- [DATA SHOWN]:
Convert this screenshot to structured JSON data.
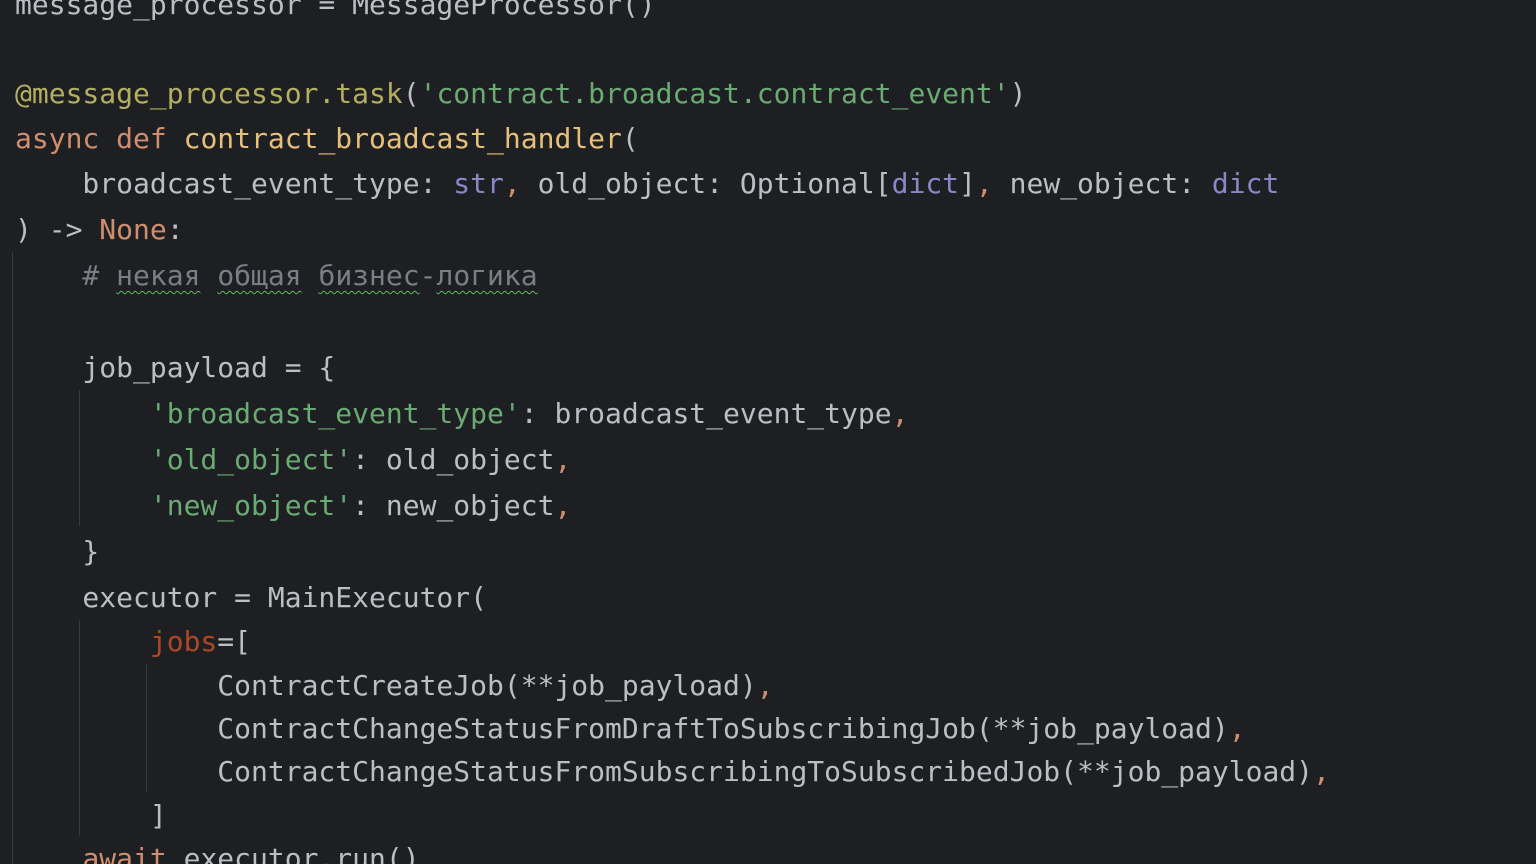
{
  "editor": {
    "background": "#1e1f22",
    "theme_colors": {
      "plain": "#bcbec4",
      "decorator": "#b3ae60",
      "string": "#6aab73",
      "keyword": "#cf8e6d",
      "function_name": "#e6c07b",
      "builtin": "#8888c6",
      "comment": "#7a7e85",
      "keyword_argument": "#aa4926"
    },
    "lines": [
      [
        {
          "t": "message_processor = MessageProcessor()",
          "c": "plain"
        }
      ],
      [],
      [
        {
          "t": "@message_processor.task",
          "c": "deco"
        },
        {
          "t": "(",
          "c": "plain"
        },
        {
          "t": "'contract.broadcast.contract_event'",
          "c": "string"
        },
        {
          "t": ")",
          "c": "plain"
        }
      ],
      [
        {
          "t": "async",
          "c": "keyword"
        },
        {
          "t": " ",
          "c": "plain"
        },
        {
          "t": "def",
          "c": "keyword"
        },
        {
          "t": " ",
          "c": "plain"
        },
        {
          "t": "contract_broadcast_handler",
          "c": "fname"
        },
        {
          "t": "(",
          "c": "plain"
        }
      ],
      [
        {
          "t": "    broadcast_event_type: ",
          "c": "plain"
        },
        {
          "t": "str",
          "c": "builtin"
        },
        {
          "t": ",",
          "c": "comma"
        },
        {
          "t": " old_object: Optional[",
          "c": "plain"
        },
        {
          "t": "dict",
          "c": "builtin"
        },
        {
          "t": "]",
          "c": "plain"
        },
        {
          "t": ",",
          "c": "comma"
        },
        {
          "t": " new_object: ",
          "c": "plain"
        },
        {
          "t": "dict",
          "c": "builtin"
        }
      ],
      [
        {
          "t": ") -> ",
          "c": "plain"
        },
        {
          "t": "None",
          "c": "keyword"
        },
        {
          "t": ":",
          "c": "plain"
        }
      ],
      [
        {
          "t": "    # ",
          "c": "comment"
        },
        {
          "t": "некая",
          "c": "comment",
          "u": true
        },
        {
          "t": " ",
          "c": "comment"
        },
        {
          "t": "общая",
          "c": "comment",
          "u": true
        },
        {
          "t": " ",
          "c": "comment"
        },
        {
          "t": "бизнес",
          "c": "comment",
          "u": true
        },
        {
          "t": "-",
          "c": "comment"
        },
        {
          "t": "логика",
          "c": "comment",
          "u": true
        }
      ],
      [],
      [
        {
          "t": "    job_payload = {",
          "c": "plain"
        }
      ],
      [
        {
          "t": "        ",
          "c": "plain"
        },
        {
          "t": "'broadcast_event_type'",
          "c": "string"
        },
        {
          "t": ": broadcast_event_type",
          "c": "plain"
        },
        {
          "t": ",",
          "c": "comma"
        }
      ],
      [
        {
          "t": "        ",
          "c": "plain"
        },
        {
          "t": "'old_object'",
          "c": "string"
        },
        {
          "t": ": old_object",
          "c": "plain"
        },
        {
          "t": ",",
          "c": "comma"
        }
      ],
      [
        {
          "t": "        ",
          "c": "plain"
        },
        {
          "t": "'new_object'",
          "c": "string"
        },
        {
          "t": ": new_object",
          "c": "plain"
        },
        {
          "t": ",",
          "c": "comma"
        }
      ],
      [
        {
          "t": "    }",
          "c": "plain"
        }
      ],
      [
        {
          "t": "    executor = MainExecutor(",
          "c": "plain"
        }
      ],
      [
        {
          "t": "        ",
          "c": "plain"
        },
        {
          "t": "jobs",
          "c": "kwarg"
        },
        {
          "t": "=[",
          "c": "plain"
        }
      ],
      [
        {
          "t": "            ContractCreateJob(**job_payload)",
          "c": "plain"
        },
        {
          "t": ",",
          "c": "comma"
        }
      ],
      [
        {
          "t": "            ContractChangeStatusFromDraftToSubscribingJob(**job_payload)",
          "c": "plain"
        },
        {
          "t": ",",
          "c": "comma"
        }
      ],
      [
        {
          "t": "            ContractChangeStatusFromSubscribingToSubscribedJob(**job_payload)",
          "c": "plain"
        },
        {
          "t": ",",
          "c": "comma"
        }
      ],
      [
        {
          "t": "        ]",
          "c": "plain"
        }
      ],
      [
        {
          "t": "    ",
          "c": "plain"
        },
        {
          "t": "await",
          "c": "keyword"
        },
        {
          "t": " executor.run()",
          "c": "plain"
        }
      ]
    ]
  }
}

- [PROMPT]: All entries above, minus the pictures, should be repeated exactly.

- [COMPLETED EXERCISE]:
Convert this screenshot to structured JSON data.
{
  "editor": {
    "background": "#1e1f22",
    "theme_colors": {
      "plain": "#bcbec4",
      "decorator": "#b3ae60",
      "string": "#6aab73",
      "keyword": "#cf8e6d",
      "function_name": "#e6c07b",
      "builtin": "#8888c6",
      "comment": "#7a7e85",
      "keyword_argument": "#aa4926"
    },
    "lines": [
      [
        {
          "t": "message_processor = MessageProcessor()",
          "c": "plain"
        }
      ],
      [],
      [
        {
          "t": "@message_processor.task",
          "c": "deco"
        },
        {
          "t": "(",
          "c": "plain"
        },
        {
          "t": "'contract.broadcast.contract_event'",
          "c": "string"
        },
        {
          "t": ")",
          "c": "plain"
        }
      ],
      [
        {
          "t": "async",
          "c": "keyword"
        },
        {
          "t": " ",
          "c": "plain"
        },
        {
          "t": "def",
          "c": "keyword"
        },
        {
          "t": " ",
          "c": "plain"
        },
        {
          "t": "contract_broadcast_handler",
          "c": "fname"
        },
        {
          "t": "(",
          "c": "plain"
        }
      ],
      [
        {
          "t": "    broadcast_event_type: ",
          "c": "plain"
        },
        {
          "t": "str",
          "c": "builtin"
        },
        {
          "t": ",",
          "c": "comma"
        },
        {
          "t": " old_object: Optional[",
          "c": "plain"
        },
        {
          "t": "dict",
          "c": "builtin"
        },
        {
          "t": "]",
          "c": "plain"
        },
        {
          "t": ",",
          "c": "comma"
        },
        {
          "t": " new_object: ",
          "c": "plain"
        },
        {
          "t": "dict",
          "c": "builtin"
        }
      ],
      [
        {
          "t": ") -> ",
          "c": "plain"
        },
        {
          "t": "None",
          "c": "keyword"
        },
        {
          "t": ":",
          "c": "plain"
        }
      ],
      [
        {
          "t": "    # ",
          "c": "comment"
        },
        {
          "t": "некая",
          "c": "comment",
          "u": true
        },
        {
          "t": " ",
          "c": "comment"
        },
        {
          "t": "общая",
          "c": "comment",
          "u": true
        },
        {
          "t": " ",
          "c": "comment"
        },
        {
          "t": "бизнес",
          "c": "comment",
          "u": true
        },
        {
          "t": "-",
          "c": "comment"
        },
        {
          "t": "логика",
          "c": "comment",
          "u": true
        }
      ],
      [],
      [
        {
          "t": "    job_payload = {",
          "c": "plain"
        }
      ],
      [
        {
          "t": "        ",
          "c": "plain"
        },
        {
          "t": "'broadcast_event_type'",
          "c": "string"
        },
        {
          "t": ": broadcast_event_type",
          "c": "plain"
        },
        {
          "t": ",",
          "c": "comma"
        }
      ],
      [
        {
          "t": "        ",
          "c": "plain"
        },
        {
          "t": "'old_object'",
          "c": "string"
        },
        {
          "t": ": old_object",
          "c": "plain"
        },
        {
          "t": ",",
          "c": "comma"
        }
      ],
      [
        {
          "t": "        ",
          "c": "plain"
        },
        {
          "t": "'new_object'",
          "c": "string"
        },
        {
          "t": ": new_object",
          "c": "plain"
        },
        {
          "t": ",",
          "c": "comma"
        }
      ],
      [
        {
          "t": "    }",
          "c": "plain"
        }
      ],
      [
        {
          "t": "    executor = MainExecutor(",
          "c": "plain"
        }
      ],
      [
        {
          "t": "        ",
          "c": "plain"
        },
        {
          "t": "jobs",
          "c": "kwarg"
        },
        {
          "t": "=[",
          "c": "plain"
        }
      ],
      [
        {
          "t": "            ContractCreateJob(**job_payload)",
          "c": "plain"
        },
        {
          "t": ",",
          "c": "comma"
        }
      ],
      [
        {
          "t": "            ContractChangeStatusFromDraftToSubscribingJob(**job_payload)",
          "c": "plain"
        },
        {
          "t": ",",
          "c": "comma"
        }
      ],
      [
        {
          "t": "            ContractChangeStatusFromSubscribingToSubscribedJob(**job_payload)",
          "c": "plain"
        },
        {
          "t": ",",
          "c": "comma"
        }
      ],
      [
        {
          "t": "        ]",
          "c": "plain"
        }
      ],
      [
        {
          "t": "    ",
          "c": "plain"
        },
        {
          "t": "await",
          "c": "keyword"
        },
        {
          "t": " executor.run()",
          "c": "plain"
        }
      ]
    ]
  }
}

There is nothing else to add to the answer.